But sometimes hanging on too tightly causes us to lose our grip on the very things that, if we loosened up a bit, we might actually be able to hold onto a little longer… and maybe enjoy a little more.
When Steve Jobs and the Whole Earth Catalog advised us to “stay foolish,” they weren’t suggesting we become reckless. They were suggesting we keep alive the inquisitive child that resides within each of us.
Unfortunately, as we get older and start wearing our grownup clothes, the voice of the child within often grows weak.
IBM, one of the biggest and most successful businesses in the history of enterprise, nearly went out of business after years of astonishing success and market dominance. According to Harvard Business School professor and author Richard Tedlow, in 1984 IBM had “the most profitable year for any company in any industry in any country anywhere in the whole world.”
Yet six years later, they teetered on the verge of bankruptcy. Why? Naturally, there are a multitude of reasons, but one is that they started believing their own press and began taking themselves too seriously. They lost their “foolishness” and replaced it with a rule-bound culture that became overly focused on maintaining IBM norms, like making sure real “IBM’ers” wore blue suits and garters to keep their socks pulled tight. Seriously.
A slow slide
No company loses their sense of exploration and foolishness overnight.
The chief executive officer (CEO) doesn’t arrive to work one morning and announce that beginning that day the staff will stop having fun and start taking themselves seriously. Or at least he shouldn’t.
Instead, it creeps into the business slowly; sometimes almost imperceptibly. It happens a little every time we’re called upon to make an uncomfortably tough business decision; or every gut-wrenching time we have to replace a valued employee; or every time we narrowly dodge one more financial bullet.
It’s easy to get so caught up in the daily press of doing what needs done just to keep the doors open that we stop taking time to enjoy our businesses.
Even when our companies are hugely successful, it’s easy to start taking ourselves too seriously. We might even start to think we actually had control over the factors that led to our success in the first place. When I see a company falling into this trap, I know it’s time for them to lighten up.
When we started our businesses, nobody had to remind us to be foolish. We were like little kids at Chuck E. Cheese’s — everything new and exciting; every experience a wide-eyed opportunity to learn and play and grow.
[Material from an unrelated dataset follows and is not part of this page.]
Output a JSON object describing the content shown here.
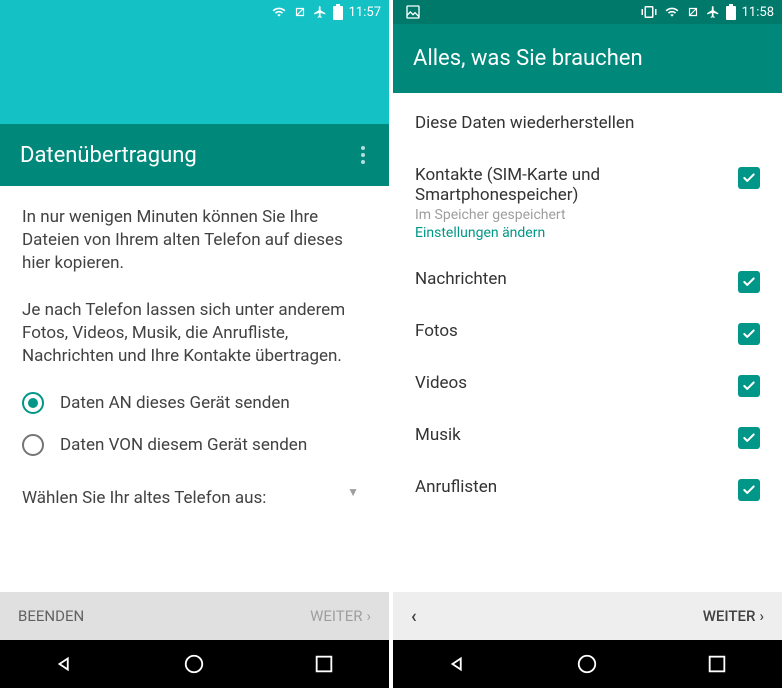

Staying foolish was second nature. We hadn’t yet learned what we couldn’t do or didn’t know, so we explored.
Sometimes we need to stop taking ourselves so seriously and wake up that sense of foolishness that may have grown tired.
We don’t need to dance down Wall Street wearing a hula skirt (Sam Walton, Wal-Mart CEO), or hide in an overhead luggage bin on an airplane or settle a legal dispute with a public arm wrestling contest (Herb Kelleher, Southwest Airlines CEO).
But we’d all find it helpful to heed Steve Job’s advice to “Stay hungry, stay foolish.”
Chuck Violand understands the unique challenges of small businesses, having owned a commercial cleaning and water damage mitigation company for 26 years. He founded Violand Management Associates (VMA) in 1988 as a consulting, teaching and training resource for owners of small businesses. To learn more about VMA's services and programs, visit www.Violand.com or call (330) 966-0700.